### [REQUIRED ACTION]
Return each line of the entries that mentions the word "JSON".

(EXERCISE INPUT)

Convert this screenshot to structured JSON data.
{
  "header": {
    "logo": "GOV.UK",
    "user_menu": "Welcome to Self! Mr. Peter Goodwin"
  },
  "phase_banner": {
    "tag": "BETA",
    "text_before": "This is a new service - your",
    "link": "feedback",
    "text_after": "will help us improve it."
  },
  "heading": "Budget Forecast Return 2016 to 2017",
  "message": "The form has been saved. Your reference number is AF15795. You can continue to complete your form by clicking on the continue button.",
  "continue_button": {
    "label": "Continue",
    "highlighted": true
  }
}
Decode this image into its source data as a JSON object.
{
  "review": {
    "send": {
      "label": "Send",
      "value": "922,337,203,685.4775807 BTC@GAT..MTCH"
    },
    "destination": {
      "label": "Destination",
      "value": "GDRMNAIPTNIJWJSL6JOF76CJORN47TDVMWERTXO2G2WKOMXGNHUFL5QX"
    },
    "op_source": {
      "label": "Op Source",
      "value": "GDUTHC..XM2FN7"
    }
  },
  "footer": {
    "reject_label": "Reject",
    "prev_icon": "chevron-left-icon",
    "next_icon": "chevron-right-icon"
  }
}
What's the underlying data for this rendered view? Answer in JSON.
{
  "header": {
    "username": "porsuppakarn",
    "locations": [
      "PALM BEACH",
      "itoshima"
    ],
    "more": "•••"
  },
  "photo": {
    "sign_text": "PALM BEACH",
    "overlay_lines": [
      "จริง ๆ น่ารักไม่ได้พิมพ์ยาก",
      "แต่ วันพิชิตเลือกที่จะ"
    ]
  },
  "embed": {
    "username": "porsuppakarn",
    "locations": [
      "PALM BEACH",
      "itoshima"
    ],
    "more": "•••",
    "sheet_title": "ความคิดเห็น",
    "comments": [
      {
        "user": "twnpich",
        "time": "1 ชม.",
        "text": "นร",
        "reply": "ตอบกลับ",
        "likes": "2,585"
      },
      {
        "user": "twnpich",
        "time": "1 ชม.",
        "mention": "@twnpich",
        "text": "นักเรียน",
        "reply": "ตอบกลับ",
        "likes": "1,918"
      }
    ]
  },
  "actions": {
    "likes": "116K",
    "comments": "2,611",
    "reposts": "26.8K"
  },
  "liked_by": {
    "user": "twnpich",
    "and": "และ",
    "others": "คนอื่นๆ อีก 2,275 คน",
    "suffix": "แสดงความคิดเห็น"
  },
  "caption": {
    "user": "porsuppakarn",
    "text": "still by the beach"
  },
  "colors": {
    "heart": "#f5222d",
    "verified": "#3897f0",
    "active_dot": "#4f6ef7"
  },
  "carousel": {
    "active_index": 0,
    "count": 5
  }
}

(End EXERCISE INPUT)

### [ANSWER FOR THIS EXERCISE]
Convert this screenshot to structured JSON data.
Decode this image into its source data as a JSON object.
What's the underlying data for this rendered view? Answer in JSON.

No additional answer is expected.